See it if Rarely seen Kopit drama gets a potent staging (esp w/P'house's limitations) Absurdist dramedy/spectacle concerning Indian genocide by US
Don't see it if Cast size limits needed dramatic scale despite strong lead performances (esp Hardart) Kopit's tone veers toward Bretchian with mixed resilts
See it if you want to be challenged with a play that is as relevant today as it was in the sixties. What a daring thought provoking piece of theater
Don't see it if you only want a pleasant night in the theater with no thoughts at all.
"Impressive theatricality does not offer sufficient razzle dazzle to mask the play's deficiencies...Unfortunately, the play seems very much of its time...Structurally and dramatically, the play keeps the audience at a distance, and the characters are not emotionally involving. Either we have grown numb to this national critique, or 'Indians' accomplishes a rare feat in making genocide seem dull...Ultimately, 'Indians' is a frustrating theatre experience."

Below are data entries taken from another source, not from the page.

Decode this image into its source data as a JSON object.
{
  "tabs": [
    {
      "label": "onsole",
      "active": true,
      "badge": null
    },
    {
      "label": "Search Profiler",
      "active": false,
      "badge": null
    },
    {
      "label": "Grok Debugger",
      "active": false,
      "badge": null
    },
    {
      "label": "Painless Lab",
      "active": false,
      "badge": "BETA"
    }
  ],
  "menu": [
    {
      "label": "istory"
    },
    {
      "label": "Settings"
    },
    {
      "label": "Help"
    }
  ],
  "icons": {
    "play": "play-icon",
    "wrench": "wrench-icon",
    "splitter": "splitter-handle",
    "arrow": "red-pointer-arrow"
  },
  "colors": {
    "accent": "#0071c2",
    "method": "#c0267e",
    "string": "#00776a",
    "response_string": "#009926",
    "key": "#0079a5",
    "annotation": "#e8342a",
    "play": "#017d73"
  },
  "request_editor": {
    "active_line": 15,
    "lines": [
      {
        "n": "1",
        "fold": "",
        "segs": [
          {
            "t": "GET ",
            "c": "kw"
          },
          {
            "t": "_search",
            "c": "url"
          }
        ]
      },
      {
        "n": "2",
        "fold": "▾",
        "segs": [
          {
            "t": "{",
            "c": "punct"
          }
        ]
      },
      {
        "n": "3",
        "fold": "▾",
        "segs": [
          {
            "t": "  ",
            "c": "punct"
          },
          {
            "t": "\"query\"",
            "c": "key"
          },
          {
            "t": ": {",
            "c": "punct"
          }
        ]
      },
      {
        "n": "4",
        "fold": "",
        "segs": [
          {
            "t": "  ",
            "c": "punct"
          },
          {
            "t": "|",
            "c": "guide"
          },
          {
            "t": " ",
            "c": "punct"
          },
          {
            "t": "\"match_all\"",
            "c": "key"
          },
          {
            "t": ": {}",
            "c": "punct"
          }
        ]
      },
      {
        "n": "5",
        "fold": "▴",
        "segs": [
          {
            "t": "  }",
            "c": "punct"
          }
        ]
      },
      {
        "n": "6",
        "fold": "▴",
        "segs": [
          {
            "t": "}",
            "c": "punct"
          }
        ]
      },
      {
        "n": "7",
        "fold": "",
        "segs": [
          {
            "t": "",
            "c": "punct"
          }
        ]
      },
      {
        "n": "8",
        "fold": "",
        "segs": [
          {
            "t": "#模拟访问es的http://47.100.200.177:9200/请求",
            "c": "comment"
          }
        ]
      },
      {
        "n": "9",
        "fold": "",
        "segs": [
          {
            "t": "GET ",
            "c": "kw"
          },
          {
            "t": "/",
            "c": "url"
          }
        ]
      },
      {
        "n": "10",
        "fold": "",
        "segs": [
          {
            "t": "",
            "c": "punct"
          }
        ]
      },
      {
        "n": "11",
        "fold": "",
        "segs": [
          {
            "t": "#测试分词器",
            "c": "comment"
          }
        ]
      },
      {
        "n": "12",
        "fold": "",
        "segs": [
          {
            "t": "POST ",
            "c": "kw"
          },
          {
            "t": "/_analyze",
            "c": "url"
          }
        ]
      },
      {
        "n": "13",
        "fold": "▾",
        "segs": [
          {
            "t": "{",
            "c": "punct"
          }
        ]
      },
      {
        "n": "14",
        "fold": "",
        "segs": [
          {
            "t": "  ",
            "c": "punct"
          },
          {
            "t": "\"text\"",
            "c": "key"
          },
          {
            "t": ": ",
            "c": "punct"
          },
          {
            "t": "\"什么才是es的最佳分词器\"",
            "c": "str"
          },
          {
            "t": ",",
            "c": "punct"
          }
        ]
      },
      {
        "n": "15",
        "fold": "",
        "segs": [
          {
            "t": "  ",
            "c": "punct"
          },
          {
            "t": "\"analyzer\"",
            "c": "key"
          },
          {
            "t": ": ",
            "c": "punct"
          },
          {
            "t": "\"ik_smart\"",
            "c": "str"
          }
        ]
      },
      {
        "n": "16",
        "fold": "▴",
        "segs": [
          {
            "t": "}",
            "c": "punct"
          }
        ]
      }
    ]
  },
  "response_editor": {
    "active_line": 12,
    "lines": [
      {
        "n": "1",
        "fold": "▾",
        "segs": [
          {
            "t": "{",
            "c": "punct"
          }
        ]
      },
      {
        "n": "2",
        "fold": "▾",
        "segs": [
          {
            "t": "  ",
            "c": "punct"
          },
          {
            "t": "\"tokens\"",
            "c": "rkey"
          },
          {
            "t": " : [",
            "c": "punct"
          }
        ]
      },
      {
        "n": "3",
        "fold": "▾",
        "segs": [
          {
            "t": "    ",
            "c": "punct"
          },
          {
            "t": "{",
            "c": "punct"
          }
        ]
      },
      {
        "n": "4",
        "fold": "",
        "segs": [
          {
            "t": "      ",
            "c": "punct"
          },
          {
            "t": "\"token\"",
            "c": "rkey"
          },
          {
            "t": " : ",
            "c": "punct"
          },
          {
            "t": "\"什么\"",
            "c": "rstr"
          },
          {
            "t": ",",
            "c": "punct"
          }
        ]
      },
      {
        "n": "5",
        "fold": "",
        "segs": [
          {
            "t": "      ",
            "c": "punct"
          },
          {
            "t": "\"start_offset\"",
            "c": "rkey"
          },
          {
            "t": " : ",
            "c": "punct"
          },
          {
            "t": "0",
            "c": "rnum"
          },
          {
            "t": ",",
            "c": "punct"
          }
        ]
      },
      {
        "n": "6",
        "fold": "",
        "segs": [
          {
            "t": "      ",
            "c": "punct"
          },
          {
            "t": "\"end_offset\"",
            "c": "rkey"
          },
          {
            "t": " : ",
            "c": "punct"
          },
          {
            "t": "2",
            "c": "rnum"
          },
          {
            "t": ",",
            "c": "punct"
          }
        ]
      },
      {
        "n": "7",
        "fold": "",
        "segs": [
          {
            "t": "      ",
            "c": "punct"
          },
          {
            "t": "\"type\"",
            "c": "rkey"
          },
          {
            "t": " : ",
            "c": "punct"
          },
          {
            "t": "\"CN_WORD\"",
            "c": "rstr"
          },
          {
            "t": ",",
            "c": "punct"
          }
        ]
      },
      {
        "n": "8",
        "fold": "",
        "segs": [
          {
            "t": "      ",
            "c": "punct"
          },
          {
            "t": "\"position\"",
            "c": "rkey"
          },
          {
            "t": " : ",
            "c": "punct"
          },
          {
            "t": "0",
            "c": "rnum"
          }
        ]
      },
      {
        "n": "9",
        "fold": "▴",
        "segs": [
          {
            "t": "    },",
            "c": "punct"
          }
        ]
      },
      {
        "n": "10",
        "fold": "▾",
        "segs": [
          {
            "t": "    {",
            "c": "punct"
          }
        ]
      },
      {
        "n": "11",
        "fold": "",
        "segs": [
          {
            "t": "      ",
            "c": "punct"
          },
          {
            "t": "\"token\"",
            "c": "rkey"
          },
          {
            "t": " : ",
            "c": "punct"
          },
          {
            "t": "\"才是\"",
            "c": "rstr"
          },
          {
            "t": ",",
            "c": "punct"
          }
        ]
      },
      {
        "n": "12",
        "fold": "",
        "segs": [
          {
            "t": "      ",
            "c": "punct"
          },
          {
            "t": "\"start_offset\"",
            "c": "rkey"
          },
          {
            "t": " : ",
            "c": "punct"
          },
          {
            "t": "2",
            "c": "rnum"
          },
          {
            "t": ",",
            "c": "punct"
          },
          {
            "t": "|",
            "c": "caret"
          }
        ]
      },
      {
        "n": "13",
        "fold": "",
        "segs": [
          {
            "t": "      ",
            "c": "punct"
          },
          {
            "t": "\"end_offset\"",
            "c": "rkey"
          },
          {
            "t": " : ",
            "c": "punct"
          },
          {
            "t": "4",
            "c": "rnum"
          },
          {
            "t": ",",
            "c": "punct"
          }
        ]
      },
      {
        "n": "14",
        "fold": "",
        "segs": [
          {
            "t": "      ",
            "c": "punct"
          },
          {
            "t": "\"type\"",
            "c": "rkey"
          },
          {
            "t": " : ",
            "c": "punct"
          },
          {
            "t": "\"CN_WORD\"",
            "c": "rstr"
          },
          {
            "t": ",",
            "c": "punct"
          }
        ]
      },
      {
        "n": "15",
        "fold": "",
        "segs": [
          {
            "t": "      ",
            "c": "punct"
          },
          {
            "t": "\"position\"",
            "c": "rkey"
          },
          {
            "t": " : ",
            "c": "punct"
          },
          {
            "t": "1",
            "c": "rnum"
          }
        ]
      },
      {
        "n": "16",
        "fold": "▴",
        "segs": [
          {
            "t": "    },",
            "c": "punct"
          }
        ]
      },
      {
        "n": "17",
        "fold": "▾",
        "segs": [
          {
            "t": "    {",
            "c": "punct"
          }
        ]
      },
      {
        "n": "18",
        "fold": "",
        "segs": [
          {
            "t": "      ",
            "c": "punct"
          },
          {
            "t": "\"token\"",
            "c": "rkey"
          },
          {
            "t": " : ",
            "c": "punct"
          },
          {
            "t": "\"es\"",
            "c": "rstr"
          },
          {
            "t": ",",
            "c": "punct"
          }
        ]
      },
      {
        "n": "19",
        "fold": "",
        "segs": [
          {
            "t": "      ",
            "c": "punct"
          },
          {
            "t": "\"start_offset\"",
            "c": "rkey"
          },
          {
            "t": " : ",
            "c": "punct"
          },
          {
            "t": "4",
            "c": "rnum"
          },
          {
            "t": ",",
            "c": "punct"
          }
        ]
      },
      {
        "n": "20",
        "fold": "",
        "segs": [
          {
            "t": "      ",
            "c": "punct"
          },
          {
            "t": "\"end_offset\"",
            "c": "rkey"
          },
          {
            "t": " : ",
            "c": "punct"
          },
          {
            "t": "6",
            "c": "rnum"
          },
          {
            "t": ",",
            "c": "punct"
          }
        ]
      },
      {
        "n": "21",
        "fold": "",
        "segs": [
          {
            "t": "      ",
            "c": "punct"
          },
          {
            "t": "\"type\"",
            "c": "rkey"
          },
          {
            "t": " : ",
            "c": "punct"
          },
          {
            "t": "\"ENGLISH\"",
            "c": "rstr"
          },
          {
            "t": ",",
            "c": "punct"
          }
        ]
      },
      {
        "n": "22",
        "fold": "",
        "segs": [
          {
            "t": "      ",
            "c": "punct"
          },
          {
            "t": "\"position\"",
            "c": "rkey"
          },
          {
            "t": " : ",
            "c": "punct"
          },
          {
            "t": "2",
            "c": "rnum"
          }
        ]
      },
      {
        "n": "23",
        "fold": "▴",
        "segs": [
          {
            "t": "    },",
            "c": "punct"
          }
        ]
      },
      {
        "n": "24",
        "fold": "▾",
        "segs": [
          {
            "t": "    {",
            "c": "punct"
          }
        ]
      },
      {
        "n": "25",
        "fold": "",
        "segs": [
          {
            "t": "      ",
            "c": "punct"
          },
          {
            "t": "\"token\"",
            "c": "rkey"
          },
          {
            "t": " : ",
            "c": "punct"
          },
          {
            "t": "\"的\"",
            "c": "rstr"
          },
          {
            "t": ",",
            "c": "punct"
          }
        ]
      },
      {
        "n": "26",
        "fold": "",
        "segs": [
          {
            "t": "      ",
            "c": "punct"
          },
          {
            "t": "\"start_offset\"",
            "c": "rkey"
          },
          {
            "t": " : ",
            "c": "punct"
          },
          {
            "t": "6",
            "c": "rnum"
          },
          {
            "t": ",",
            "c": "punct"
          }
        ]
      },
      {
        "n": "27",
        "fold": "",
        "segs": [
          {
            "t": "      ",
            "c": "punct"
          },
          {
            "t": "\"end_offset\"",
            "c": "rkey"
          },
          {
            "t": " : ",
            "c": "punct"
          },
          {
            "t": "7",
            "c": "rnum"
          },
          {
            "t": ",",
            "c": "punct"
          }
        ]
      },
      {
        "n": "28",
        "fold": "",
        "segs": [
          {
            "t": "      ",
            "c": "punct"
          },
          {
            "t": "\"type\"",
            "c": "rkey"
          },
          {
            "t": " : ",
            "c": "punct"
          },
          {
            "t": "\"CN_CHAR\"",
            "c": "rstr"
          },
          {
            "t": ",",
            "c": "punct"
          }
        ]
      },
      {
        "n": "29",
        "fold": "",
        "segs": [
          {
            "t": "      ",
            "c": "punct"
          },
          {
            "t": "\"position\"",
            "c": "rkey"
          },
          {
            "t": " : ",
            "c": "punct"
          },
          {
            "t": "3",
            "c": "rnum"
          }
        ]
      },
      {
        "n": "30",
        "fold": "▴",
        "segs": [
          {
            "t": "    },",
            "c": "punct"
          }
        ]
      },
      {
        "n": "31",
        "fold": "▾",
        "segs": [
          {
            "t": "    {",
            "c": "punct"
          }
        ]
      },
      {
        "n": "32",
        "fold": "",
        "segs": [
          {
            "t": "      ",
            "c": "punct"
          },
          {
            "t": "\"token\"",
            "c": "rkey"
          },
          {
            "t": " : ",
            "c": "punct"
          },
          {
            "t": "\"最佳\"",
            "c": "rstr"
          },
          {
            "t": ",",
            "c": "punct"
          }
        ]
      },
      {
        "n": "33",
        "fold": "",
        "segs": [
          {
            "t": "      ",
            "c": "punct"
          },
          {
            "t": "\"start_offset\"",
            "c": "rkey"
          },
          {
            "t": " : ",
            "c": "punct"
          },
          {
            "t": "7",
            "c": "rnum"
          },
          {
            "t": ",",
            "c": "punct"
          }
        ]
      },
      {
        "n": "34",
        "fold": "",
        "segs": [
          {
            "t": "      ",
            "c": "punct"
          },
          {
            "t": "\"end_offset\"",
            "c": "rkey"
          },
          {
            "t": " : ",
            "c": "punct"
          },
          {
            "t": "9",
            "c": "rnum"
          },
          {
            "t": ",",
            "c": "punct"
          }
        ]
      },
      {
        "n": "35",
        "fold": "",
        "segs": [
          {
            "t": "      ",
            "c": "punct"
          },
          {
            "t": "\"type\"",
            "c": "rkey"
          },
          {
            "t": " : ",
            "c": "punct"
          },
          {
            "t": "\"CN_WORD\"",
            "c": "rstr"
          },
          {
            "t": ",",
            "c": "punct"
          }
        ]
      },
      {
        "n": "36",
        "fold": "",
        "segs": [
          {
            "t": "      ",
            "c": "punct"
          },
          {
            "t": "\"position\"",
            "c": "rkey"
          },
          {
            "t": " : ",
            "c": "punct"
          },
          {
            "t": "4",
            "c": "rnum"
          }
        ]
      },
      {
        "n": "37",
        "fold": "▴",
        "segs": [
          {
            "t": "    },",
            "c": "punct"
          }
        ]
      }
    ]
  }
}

“Performed by 11 actors in 28 roles in a play originally staged with 50 actors, the production makes use of some rather strange casting so that not everyone is suitable for their assigned parts. The cross gender casting for the First Lady and Senator Dawes may be a contemporary touch but takes away from the historical authenticity of the drama. Actors recognizably reappear in second and third roles so that it becomes difficult to follow who is who.”
“The Metropolitan commits actorcide by having only 10 actors play all the roles, occasionally crossing genders to do so. The Goliath of Kopit's play wins before the David of this theatre can even draw its slingshot…For all the promise dormant in its iconic Western figures, the play is essentially a progression of scenes with a static dramatic arc and a persistently polemical purpose…Dully paced direction lacks propulsion…The Metropolitan's actors range from competent to amateurish.”
“This early work is neither linear history, nor unabashed polemic...It’s peppered with absurdity...Creative staging and playing farce earnestly are both paramount to make a production of ‘Indians’ successful. The first, Roe handles skillfully...The second necessary factor, however, has no moorings...This is an extremely mixed bag. The play would be served by cutting a good 20 minutes, but better served by better acting. Its message comes through loud and clear regardless.”